- **Aim of the exercise**
In the response, each entry below should appear again exactly as given.

- **Data section**
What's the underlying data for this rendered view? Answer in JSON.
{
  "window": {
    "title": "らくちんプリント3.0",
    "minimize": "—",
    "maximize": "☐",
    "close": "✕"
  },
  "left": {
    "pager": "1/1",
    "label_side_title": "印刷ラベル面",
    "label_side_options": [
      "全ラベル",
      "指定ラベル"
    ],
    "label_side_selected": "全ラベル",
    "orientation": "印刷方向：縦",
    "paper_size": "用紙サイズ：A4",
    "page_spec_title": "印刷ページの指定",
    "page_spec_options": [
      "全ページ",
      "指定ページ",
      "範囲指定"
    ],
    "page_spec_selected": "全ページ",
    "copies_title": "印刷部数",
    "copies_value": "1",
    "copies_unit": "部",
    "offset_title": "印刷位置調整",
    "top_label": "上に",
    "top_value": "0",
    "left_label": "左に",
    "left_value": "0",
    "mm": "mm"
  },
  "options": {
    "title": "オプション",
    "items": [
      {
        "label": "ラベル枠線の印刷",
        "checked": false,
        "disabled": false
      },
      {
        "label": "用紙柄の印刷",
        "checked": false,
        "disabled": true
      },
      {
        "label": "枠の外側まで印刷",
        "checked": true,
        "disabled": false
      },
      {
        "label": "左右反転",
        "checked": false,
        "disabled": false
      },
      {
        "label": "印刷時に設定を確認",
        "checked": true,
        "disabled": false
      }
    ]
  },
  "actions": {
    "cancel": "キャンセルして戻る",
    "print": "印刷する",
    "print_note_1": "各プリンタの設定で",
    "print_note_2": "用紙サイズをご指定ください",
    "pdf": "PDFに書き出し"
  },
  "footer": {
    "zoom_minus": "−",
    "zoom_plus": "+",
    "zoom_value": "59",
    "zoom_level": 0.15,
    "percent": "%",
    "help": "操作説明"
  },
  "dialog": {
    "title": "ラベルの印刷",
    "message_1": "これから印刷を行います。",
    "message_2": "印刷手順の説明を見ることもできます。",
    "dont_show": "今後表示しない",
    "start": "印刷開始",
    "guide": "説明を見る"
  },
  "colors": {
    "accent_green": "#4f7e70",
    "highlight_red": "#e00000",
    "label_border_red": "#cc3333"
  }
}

- **Result of the task**
What's the underlying data for this rendered view? Answer in JSON.
{
  "window": {
    "title": "らくちんプリント3.0",
    "minimize": "—",
    "maximize": "☐",
    "close": "✕"
  },
  "left": {
    "pager": "1/1",
    "label_side_title": "印刷ラベル面",
    "label_side_options": [
      "全ラベル",
      "指定ラベル"
    ],
    "label_side_selected": "全ラベル",
    "orientation": "印刷方向：縦",
    "paper_size": "用紙サイズ：A4",
    "page_spec_title": "印刷ページの指定",
    "page_spec_options": [
      "全ページ",
      "指定ページ",
      "範囲指定"
    ],
    "page_spec_selected": "全ページ",
    "copies_title": "印刷部数",
    "copies_value": "1",
    "copies_unit": "部",
    "offset_title": "印刷位置調整",
    "top_label": "上に",
    "top_value": "0",
    "left_label": "左に",
    "left_value": "0",
    "mm": "mm"
  },
  "options": {
    "title": "オプション",
    "items": [
      {
        "label": "ラベル枠線の印刷",
        "checked": false,
        "disabled": false
      },
      {
        "label": "用紙柄の印刷",
        "checked": false,
        "disabled": true
      },
      {
        "label": "枠の外側まで印刷",
        "checked": true,
        "disabled": false
      },
      {
        "label": "左右反転",
        "checked": false,
        "disabled": false
      },
      {
        "label": "印刷時に設定を確認",
        "checked": true,
        "disabled": false
      }
    ]
  },
  "actions": {
    "cancel": "キャンセルして戻る",
    "print": "印刷する",
    "print_note_1": "各プリンタの設定で",
    "print_note_2": "用紙サイズをご指定ください",
    "pdf": "PDFに書き出し"
  },
  "footer": {
    "zoom_minus": "−",
    "zoom_plus": "+",
    "zoom_value": "59",
    "zoom_level": 0.15,
    "percent": "%",
    "help": "操作説明"
  },
  "dialog": {
    "title": "ラベルの印刷",
    "message_1": "これから印刷を行います。",
    "message_2": "印刷手順の説明を見ることもできます。",
    "dont_show": "今後表示しない",
    "start": "印刷開始",
    "guide": "説明を見る"
  },
  "colors": {
    "accent_green": "#4f7e70",
    "highlight_red": "#e00000",
    "label_border_red": "#cc3333"
  }
}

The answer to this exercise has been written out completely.